How do cybercriminals exploit weak passwords in social engineering attacks?
Cybercriminals exploit weak passwords by either guessing them through various techniques or by tricking individuals into revealing their passwords through deceptive means. Once they have access to weak passwords, they can gain unauthorized entry to systems or accounts.
What are the consequences of falling victim to a social engineering attack?
Falling victim to a social engineering attack can result in various consequences, such as unauthorized access to personal or financial information, identity theft, financial loss, reputational damage, and even legal implications.
How can individuals protect themselves from social engineering attacks?
Individuals can protect themselves from social engineering attacks by being cautious of unsolicited communication, avoiding sharing sensitive information with unknown or untrusted sources, using strong and unique passwords, enabling multi-factor authentication, and staying updated on the latest security practices.
Are social engineering attacks only carried out online?

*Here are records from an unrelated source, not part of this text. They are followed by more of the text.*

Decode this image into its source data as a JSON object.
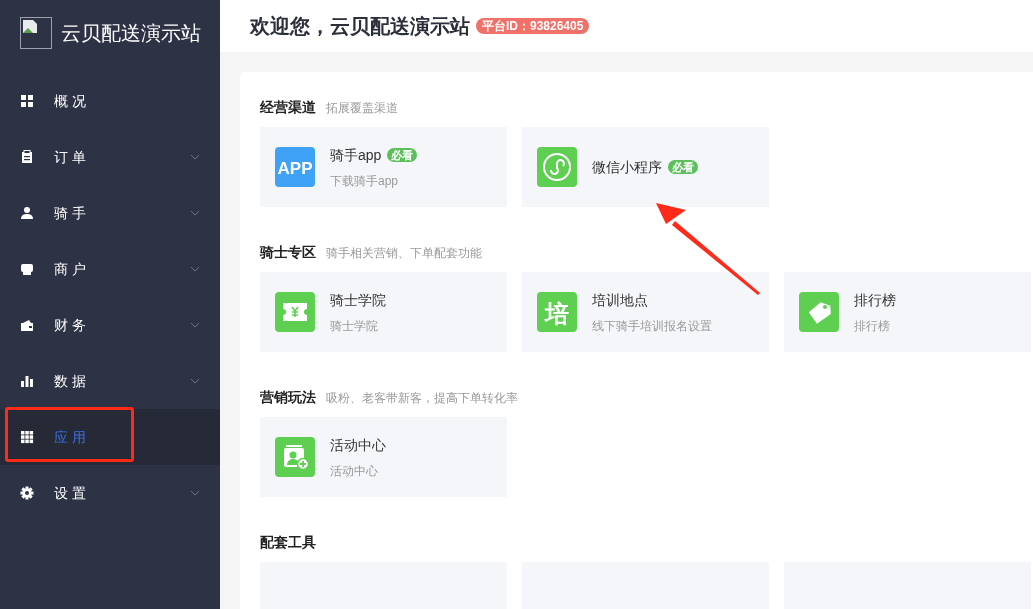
{
  "brand": {
    "name": "云贝配送演示站"
  },
  "nav": [
    {
      "label": "概况",
      "kind": "grid",
      "expandable": false,
      "selected": false
    },
    {
      "label": "订单",
      "kind": "clipboard",
      "expandable": true,
      "selected": false
    },
    {
      "label": "骑手",
      "kind": "person",
      "expandable": true,
      "selected": false
    },
    {
      "label": "商户",
      "kind": "shop",
      "expandable": true,
      "selected": false
    },
    {
      "label": "财务",
      "kind": "wallet",
      "expandable": true,
      "selected": false
    },
    {
      "label": "数据",
      "kind": "bars",
      "expandable": true,
      "selected": false
    },
    {
      "label": "应用",
      "kind": "apps",
      "expandable": false,
      "selected": true
    },
    {
      "label": "设置",
      "kind": "gear",
      "expandable": true,
      "selected": false
    }
  ],
  "header": {
    "title": "欢迎您，云贝配送演示站",
    "platform_id": "平台ID：93826405"
  },
  "sections": [
    {
      "title": "经营渠道",
      "subtitle": "拓展覆盖渠道",
      "items": [
        {
          "title": "骑手app",
          "badge": "必看",
          "desc": "下载骑手app",
          "icon": {
            "kind": "text",
            "glyph": "APP",
            "color": "#3fa2f7"
          }
        },
        {
          "title": "微信小程序",
          "badge": "必看",
          "icon": {
            "kind": "miniprogram",
            "color": "#5fcf52"
          }
        }
      ]
    },
    {
      "title": "骑士专区",
      "subtitle": "骑手相关营销、下单配套功能",
      "items": [
        {
          "title": "骑士学院",
          "desc": "骑士学院",
          "icon": {
            "kind": "ticket",
            "color": "#5fcf52"
          }
        },
        {
          "title": "培训地点",
          "desc": "线下骑手培训报名设置",
          "icon": {
            "kind": "serif",
            "glyph": "培",
            "color": "#5fcf52"
          }
        },
        {
          "title": "排行榜",
          "desc": "排行榜",
          "icon": {
            "kind": "tag",
            "color": "#5fcf52"
          }
        }
      ]
    },
    {
      "title": "营销玩法",
      "subtitle": "吸粉、老客带新客，提高下单转化率",
      "items": [
        {
          "title": "活动中心",
          "desc": "活动中心",
          "icon": {
            "kind": "activity",
            "color": "#5fcf52"
          }
        }
      ]
    },
    {
      "title": "配套工具"
    }
  ]
}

No, social engineering attacks can occur both online and offline. While many social engineering attacks are conducted through various online channels like email, messaging apps, or social media, offline methods like impersonation or phone calls can also be used to manipulate individuals.
Can organizations be targeted by social engineering attacks?
Yes, organizations can be targeted by social engineering attacks. Cybercriminals often target organizations to gain access to sensitive data, financial resources, or to exploit security vulnerabilities within the organization’s infrastructure.
How can organizations protect themselves from social engineering attacks?
Organizations can protect themselves from social engineering attacks by implementing security awareness training programs for employees, establishing robust security policies and procedures, conducting regular security audits, and staying updated on emerging social engineering tactics.
What should I do if I suspect I have been a victim of a social engineering attack?
If you suspect you have been a victim of a social engineering attack, it is important to take immediate action. Change your passwords, notify the appropriate authorities or your organization’s IT/security department, monitor your accounts for any suspicious activity, and consider seeking professional assistance to mitigate any potential damage.